I contacted the lab at Western Powders and was told they did intend to test LT-30 in the .221, sometime in the near future.  In the meantime it was suggested I start with 16.5 grains and work up slowly from there.

221 group B 72Starting at 16.5 grains of LT-30 I loaded many groups of 5, increasing the powder charge a half grain until I reached 18.0.  At this load, I started seeing slight signs of pressure in the primers.   There weren’t any other symptoms of excessive pressure but caution told me to stop there.  I tested this powder in this manner, using Nosler Ballistic Tips, Nosler Varmageddon tipped, flat base, (they also make a boat-tail hollowpoint), and Sierra’s Blitzking.  Again, all of these bullets were 40 grains.

The first tests were with Remington cases as I had several hundred saved up.  Remington was the only U.S. component supplier to make brass in this caliber and very difficult to get.  I haven’t confirmed this but I recently heard Remington is going to discontinue making fireball brass.  I used Remington 7 ½ benchrest primers throughout.

221 groups 72Test results were better than expected.  I had no unacceptable groups, meaning all shot close to MOA, some groups well under MOA.  This was with all bullets tested.  Again, my rifle isn’t anything close to being a benchrest or target model.  It’s light weight with a fluted, sporter-weight barrel, 22 inches long.

The best groups attained were those around 17 to 17.5 grains.  The few I loaded to 18 grains started spreading out.  I selected as my best load that shot consistently at around .75 or less, 17.5 grains under the tipped Varmageddon.  I used this load earlier this spring on a ground squirrel hunt in southern Oregon and got fantastic results consistently out to 250 yards and beyond.
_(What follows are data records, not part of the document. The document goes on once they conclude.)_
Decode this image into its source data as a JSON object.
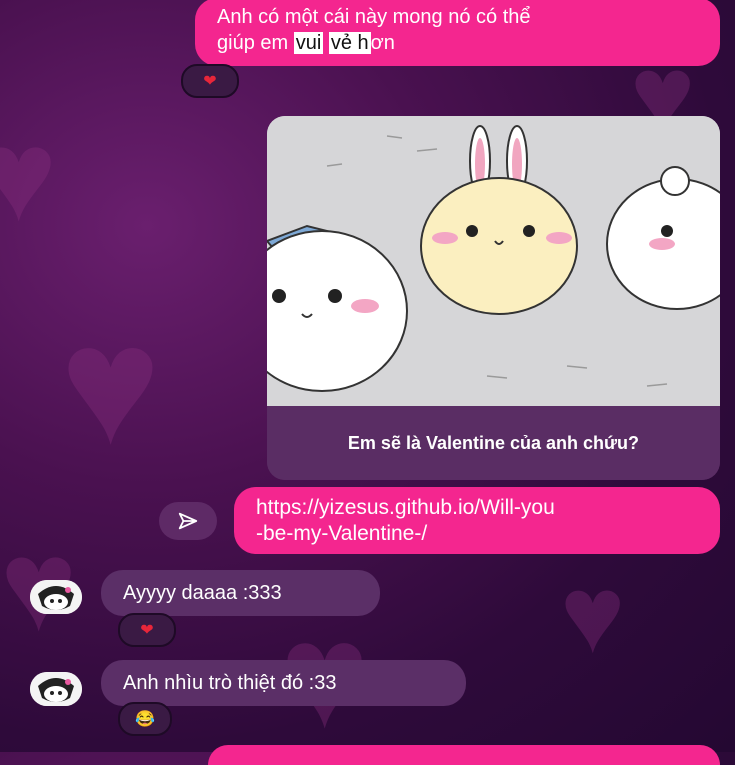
{
  "messages": {
    "out1": {
      "line1": "Anh có một cái này mong nó có thể",
      "pre": "giúp em ",
      "hl1": "vui",
      "mid": " ",
      "hl2": "vẻ h",
      "post": "ơn"
    },
    "card": {
      "caption": "Em sẽ là Valentine của anh chứu?"
    },
    "out2": {
      "line1": "https://yizesus.github.io/Will-you",
      "line2": "-be-my-Valentine-/"
    },
    "in1": {
      "text": "Ayyyy daaaa :333"
    },
    "in2": {
      "text": "Anh nhìu trò thiệt đó :33"
    }
  },
  "reactions": {
    "heart": "❤",
    "laugh": "😂"
  },
  "icons": [
    "heart-icon",
    "send-icon",
    "laugh-emoji-icon",
    "avatar-icon"
  ],
  "colors": {
    "outgoing_bubble": "#f4268f",
    "incoming_bubble": "#5b2f67",
    "background": "#3a0e45"
  }
}
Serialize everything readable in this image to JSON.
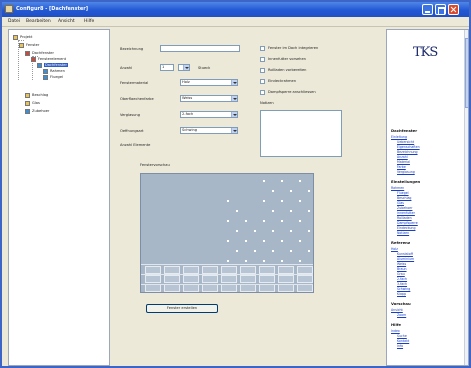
{
  "window": {
    "title": "Configur8 - [Dachfenster]"
  },
  "menu": [
    "Datei",
    "Bearbeiten",
    "Ansicht",
    "Hilfe"
  ],
  "tree": {
    "items": [
      {
        "label": "Projekt",
        "icon": "folder-icon",
        "color": "#e8c35a"
      },
      {
        "label": "Fenster",
        "icon": "folder-icon",
        "color": "#e8c35a"
      },
      {
        "label": "Dachfenster",
        "icon": "window-icon",
        "color": "#cc4a3c"
      },
      {
        "label": "Fensterelement",
        "icon": "window-icon",
        "color": "#cc4a3c"
      },
      {
        "label": "Dachfenster",
        "icon": "window-icon",
        "color": "#3a8fd6",
        "selected": true
      },
      {
        "label": "Rahmen",
        "icon": "part-icon",
        "color": "#3a8fd6"
      },
      {
        "label": "Fluegel",
        "icon": "part-icon",
        "color": "#3a8fd6"
      },
      {
        "label": "Beschlag",
        "icon": "part-icon",
        "color": "#e8c35a"
      },
      {
        "label": "Glas",
        "icon": "part-icon",
        "color": "#e8c35a"
      },
      {
        "label": "Zubehoer",
        "icon": "part-icon",
        "color": "#3a8fd6"
      }
    ]
  },
  "form": {
    "bezeichnung": {
      "label": "Bezeichnung",
      "value": ""
    },
    "anzahl": {
      "label": "Anzahl",
      "value": "1",
      "unit": "Stueck"
    },
    "fields": [
      {
        "label": "Fenstermaterial",
        "value": "Holz"
      },
      {
        "label": "Oberflaechenfarbe",
        "value": "Weiss"
      },
      {
        "label": "Verglasung",
        "value": "2-fach"
      },
      {
        "label": "Oeffnungsart",
        "value": "Schwing"
      }
    ],
    "extra_label": "Anzahl Elemente",
    "checks": [
      "Fenster im Dach integrieren",
      "Innenfutter vorsehen",
      "Rollladen vorbereiten",
      "Eindeckrahmen",
      "Dampfsperre anschliessen"
    ],
    "notes_label": "Notizen",
    "preview_label": "Fenstervorschau",
    "build_button": "Fenster erstellen"
  },
  "help": {
    "logo": "TKS",
    "sections": [
      {
        "title": "Dachfenster",
        "links": [
          "Einleitung",
          "Uebersicht",
          "Eigenschaften",
          "Bezeichnung",
          "Anzahl",
          "Material",
          "Farbe",
          "Verglasung"
        ]
      },
      {
        "title": "Einstellungen",
        "links": [
          "Rahmen",
          "Fluegel",
          "Beschlag",
          "Glas",
          "Zubehoer",
          "Innenfutter",
          "Rollladen",
          "Dampfsperre",
          "Eindeckung",
          "Notizen"
        ]
      },
      {
        "title": "Referenz",
        "links": [
          "Holz",
          "Kunststoff",
          "Aluminium",
          "Weiss",
          "Braun",
          "Grau",
          "2-fach",
          "3-fach",
          "Schwing",
          "Klapp"
        ]
      },
      {
        "title": "Vorschau",
        "links": [
          "Ansicht",
          "Zoom"
        ]
      },
      {
        "title": "Hilfe",
        "links": [
          "Index",
          "Suche",
          "Kontakt",
          "Info"
        ]
      }
    ]
  }
}
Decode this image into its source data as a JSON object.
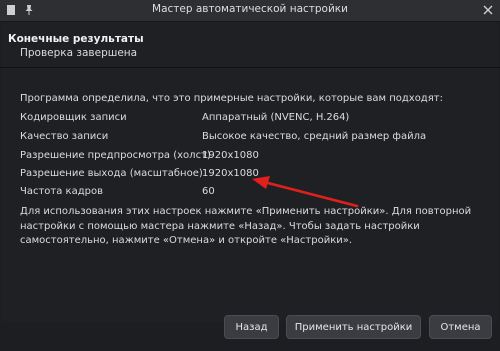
{
  "window": {
    "title": "Мастер автоматической настройки",
    "close_symbol": "✕",
    "pin_symbol": "📌",
    "app_symbol": "▪"
  },
  "page": {
    "heading": "Конечные результаты",
    "subheading": "Проверка завершена",
    "intro": "Программа определила, что это примерные настройки, которые вам подходят:",
    "settings": [
      {
        "label": "Кодировщик записи",
        "value": "Аппаратный (NVENC, H.264)"
      },
      {
        "label": "Качество записи",
        "value": "Высокое качество, средний размер файла"
      },
      {
        "label": "Разрешение предпросмотра (холст)",
        "value": "1920x1080"
      },
      {
        "label": "Разрешение выхода (масштабное)",
        "value": "1920x1080"
      },
      {
        "label": "Частота кадров",
        "value": "60"
      }
    ],
    "note": "Для использования этих настроек нажмите «Применить настройки». Для повторной настройки с помощью мастера нажмите «Назад». Чтобы задать настройки самостоятельно, нажмите «Отмена» и откройте «Настройки»."
  },
  "buttons": {
    "back": "Назад",
    "apply": "Применить настройки",
    "cancel": "Отмена"
  },
  "colors": {
    "annotation_arrow": "#e0201c",
    "background": "#1d1e22",
    "button": "#3b3c41"
  }
}
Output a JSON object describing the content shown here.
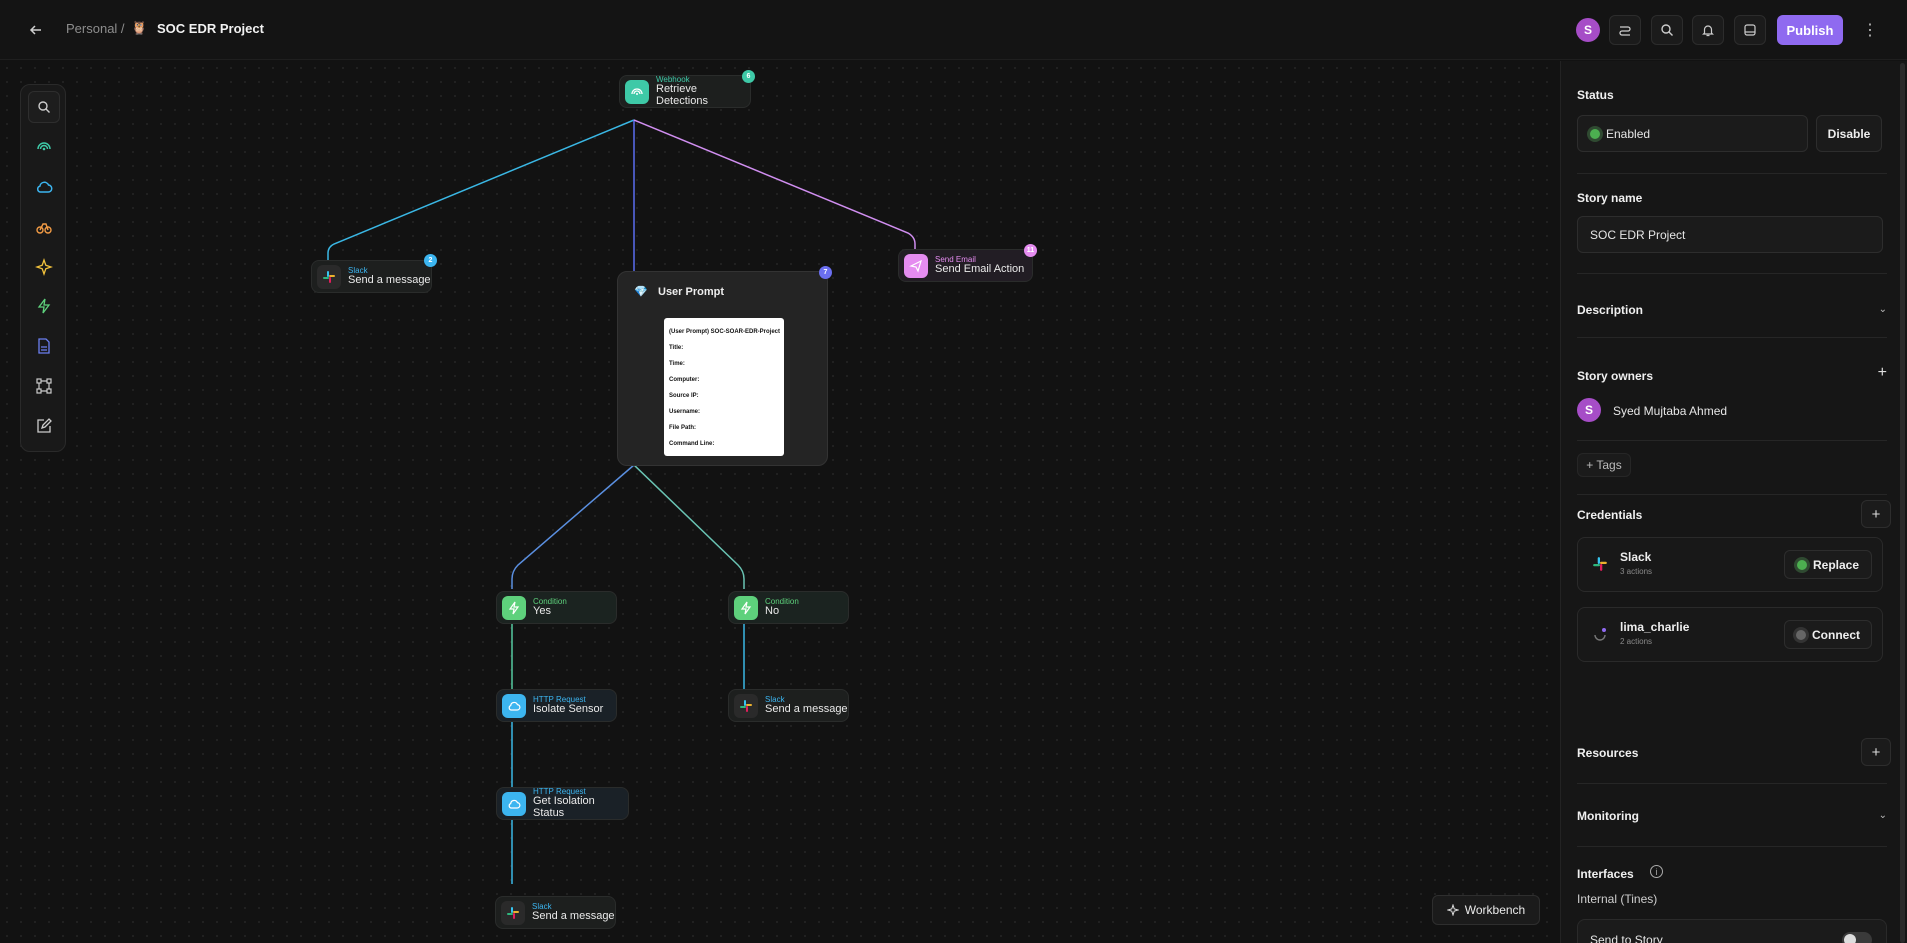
{
  "header": {
    "breadcrumb_parent": "Personal /",
    "project_emoji": "🦉",
    "project_title": "SOC EDR Project",
    "avatar_initial": "S",
    "publish_label": "Publish"
  },
  "canvas": {
    "nodes": {
      "webhook": {
        "type": "Webhook",
        "name": "Retrieve Detections",
        "badge": "6"
      },
      "slack_top": {
        "type": "Slack",
        "name": "Send a message",
        "badge": "2"
      },
      "email": {
        "type": "Send Email",
        "name": "Send Email Action",
        "badge": "11"
      },
      "prompt": {
        "title": "User Prompt",
        "badge": "7",
        "doc_lines": [
          "(User Prompt) SOC-SOAR-EDR-Project",
          "Title:",
          "Time:",
          "Computer:",
          "Source IP:",
          "Username:",
          "File Path:",
          "Command Line:"
        ]
      },
      "cond_yes": {
        "type": "Condition",
        "name": "Yes"
      },
      "cond_no": {
        "type": "Condition",
        "name": "No"
      },
      "isolate": {
        "type": "HTTP Request",
        "name": "Isolate Sensor"
      },
      "slack_no": {
        "type": "Slack",
        "name": "Send a message"
      },
      "get_status": {
        "type": "HTTP Request",
        "name": "Get Isolation Status"
      },
      "slack_bottom": {
        "type": "Slack",
        "name": "Send a message"
      }
    },
    "workbench_label": "Workbench",
    "colors": {
      "webhook": "#3ec9a7",
      "http": "#3cb5f0",
      "condition": "#5ed17c",
      "email": "#e58cf0",
      "prompt": "#6b6ff0"
    }
  },
  "panel": {
    "status_label": "Status",
    "status_value": "Enabled",
    "disable_label": "Disable",
    "story_name_label": "Story name",
    "story_name_value": "SOC EDR Project",
    "description_label": "Description",
    "owners_label": "Story owners",
    "owner_initial": "S",
    "owner_name": "Syed Mujtaba Ahmed",
    "tags_label": "+ Tags",
    "credentials_label": "Credentials",
    "credentials": [
      {
        "name": "Slack",
        "sub": "3 actions",
        "action": "Replace"
      },
      {
        "name": "lima_charlie",
        "sub": "2 actions",
        "action": "Connect"
      }
    ],
    "resources_label": "Resources",
    "monitoring_label": "Monitoring",
    "interfaces_label": "Interfaces",
    "interfaces_sub": "Internal (Tines)",
    "send_to_story_label": "Send to Story"
  }
}
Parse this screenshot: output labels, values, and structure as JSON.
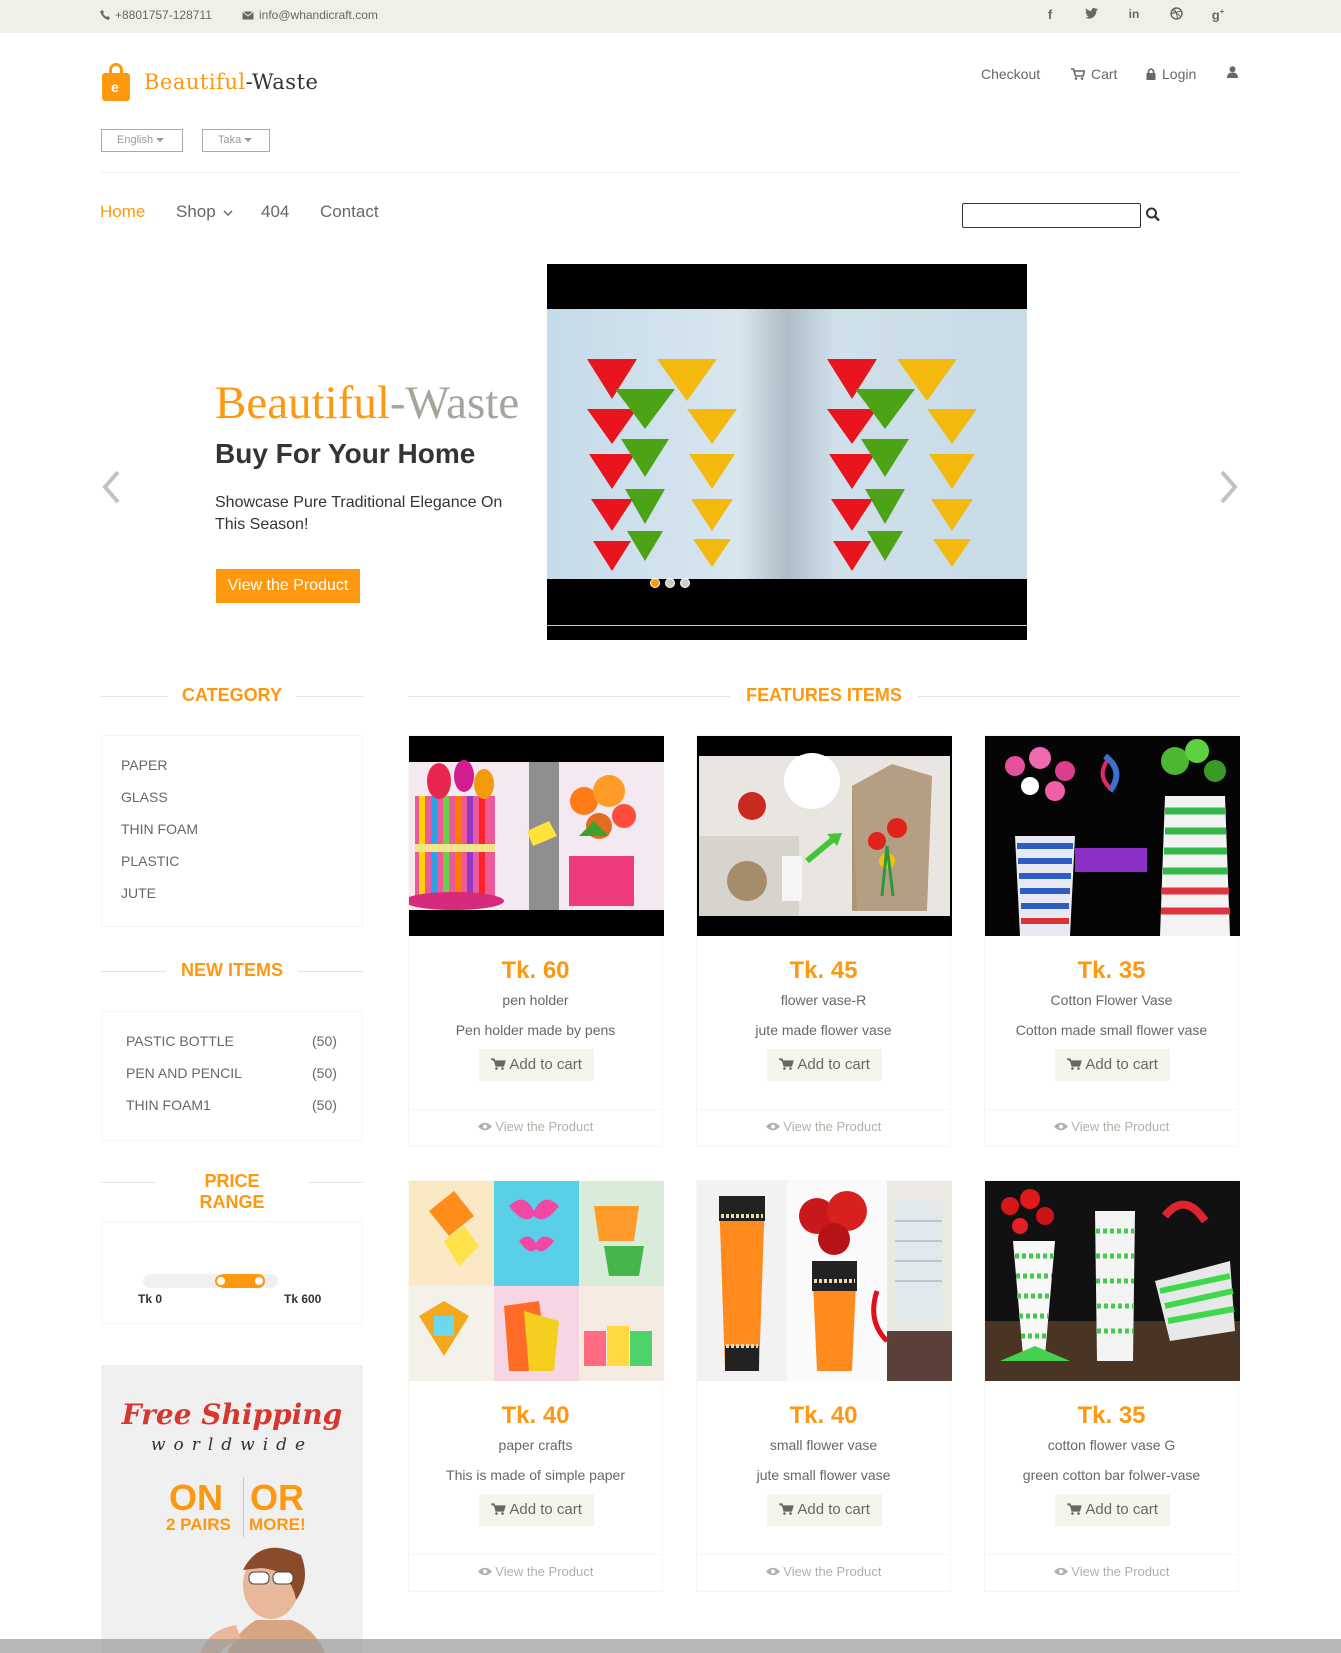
{
  "topbar": {
    "phone": "+8801757-128711",
    "email": "info@whandicraft.com",
    "social": [
      "facebook-icon",
      "twitter-icon",
      "linkedin-icon",
      "dribbble-icon",
      "google-plus-icon"
    ]
  },
  "brand": {
    "part1": "Beautiful",
    "part2": "-Waste",
    "color": "#fe980f"
  },
  "selectors": {
    "language": "English",
    "currency": "Taka"
  },
  "shop_menu": {
    "checkout": "Checkout",
    "cart": "Cart",
    "login": "Login"
  },
  "nav": {
    "home": "Home",
    "shop": "Shop",
    "notfound": "404",
    "contact": "Contact"
  },
  "search": {
    "placeholder": ""
  },
  "slider": {
    "title_part1": "Beautiful",
    "title_part2": "-Waste",
    "subtitle": "Buy For Your Home",
    "description": "Showcase Pure Traditional Elegance On This Season!",
    "button": "View the Product",
    "active_slide": 1,
    "slide_count": 3
  },
  "category": {
    "title": "CATEGORY",
    "items": [
      "PAPER",
      "GLASS",
      "THIN FOAM",
      "PLASTIC",
      "JUTE"
    ]
  },
  "new_items": {
    "title": "NEW ITEMS",
    "items": [
      {
        "label": "PASTIC BOTTLE",
        "count": "(50)"
      },
      {
        "label": "PEN AND PENCIL",
        "count": "(50)"
      },
      {
        "label": "THIN FOAM1",
        "count": "(50)"
      }
    ]
  },
  "price_range": {
    "title": "PRICE RANGE",
    "min_label": "Tk 0",
    "max_label": "Tk 600",
    "selected_start": 0.55,
    "selected_end": 0.9
  },
  "shipping_ad": {
    "line1": "Free Shipping",
    "line2": "worldwide",
    "on": "ON",
    "or": "OR",
    "pairs": "2 PAIRS",
    "more": "MORE!"
  },
  "features": {
    "title": "FEATURES ITEMS",
    "products": [
      {
        "price": "Tk. 60",
        "name": "pen holder",
        "desc": "Pen holder made by pens",
        "cart": "Add to cart",
        "view": "View the Product"
      },
      {
        "price": "Tk. 45",
        "name": "flower vase-R",
        "desc": "jute made flower vase",
        "cart": "Add to cart",
        "view": "View the Product"
      },
      {
        "price": "Tk. 35",
        "name": "Cotton Flower Vase",
        "desc": "Cotton made small flower vase",
        "cart": "Add to cart",
        "view": "View the Product"
      },
      {
        "price": "Tk. 40",
        "name": "paper crafts",
        "desc": "This is made of simple paper",
        "cart": "Add to cart",
        "view": "View the Product"
      },
      {
        "price": "Tk. 40",
        "name": "small flower vase",
        "desc": "jute small flower vase",
        "cart": "Add to cart",
        "view": "View the Product"
      },
      {
        "price": "Tk. 35",
        "name": "cotton flower vase G",
        "desc": "green cotton bar folwer-vase",
        "cart": "Add to cart",
        "view": "View the Product"
      }
    ]
  }
}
The difference in accuracy between 1680 and LT-30 in my rifle is minute.  LT-30 gets the nod but only slightly and I was told by Rob at Western, LT-30 should produce higher velocity than 1680.  I didn’t take the time to chronograph any of these loads.  I do like 1680 better in my Redding powder measure as it meters more reliably than the extruded LT-30 but for my varmint loads, I take the extra time to weigh them anyway so that point is moot.

Just in case the rumor is true about Remington discontinuing .221 brass, I tightened my belt and dug deep into my piggy bank and ordered a couple hundred new cases from Lapua.  Some of the benchrest shooters at our local gun club swear by Lapua brass.  They tell me the extra cost of the brass is offset in spades by its lifespan as they can get twice as many loadings and even more, than the stuff made here.

The Original .221 Fireball, Remington's XP-100

The Original .221 Fireball, Remington’s XP-100

In testing the Lapua cases, I am making the switch.  I really appreciate the bullet pull or case-neck tension being consistent throughout.  The flash holes are drilled rather than punched which means more consistent ignition for finer accuracy.  It did make a difference in accuracy over my Remington brass.  It might be expensive but it’s available.

So in answering Barry’s question to Dear Labby, yes, LT-30 works great in the .221 Fireball.  I have no experience in reduced loads in this caliber.  When I want a load that shoots less, I stick the .221 in the rack and grab the .22 Hornet.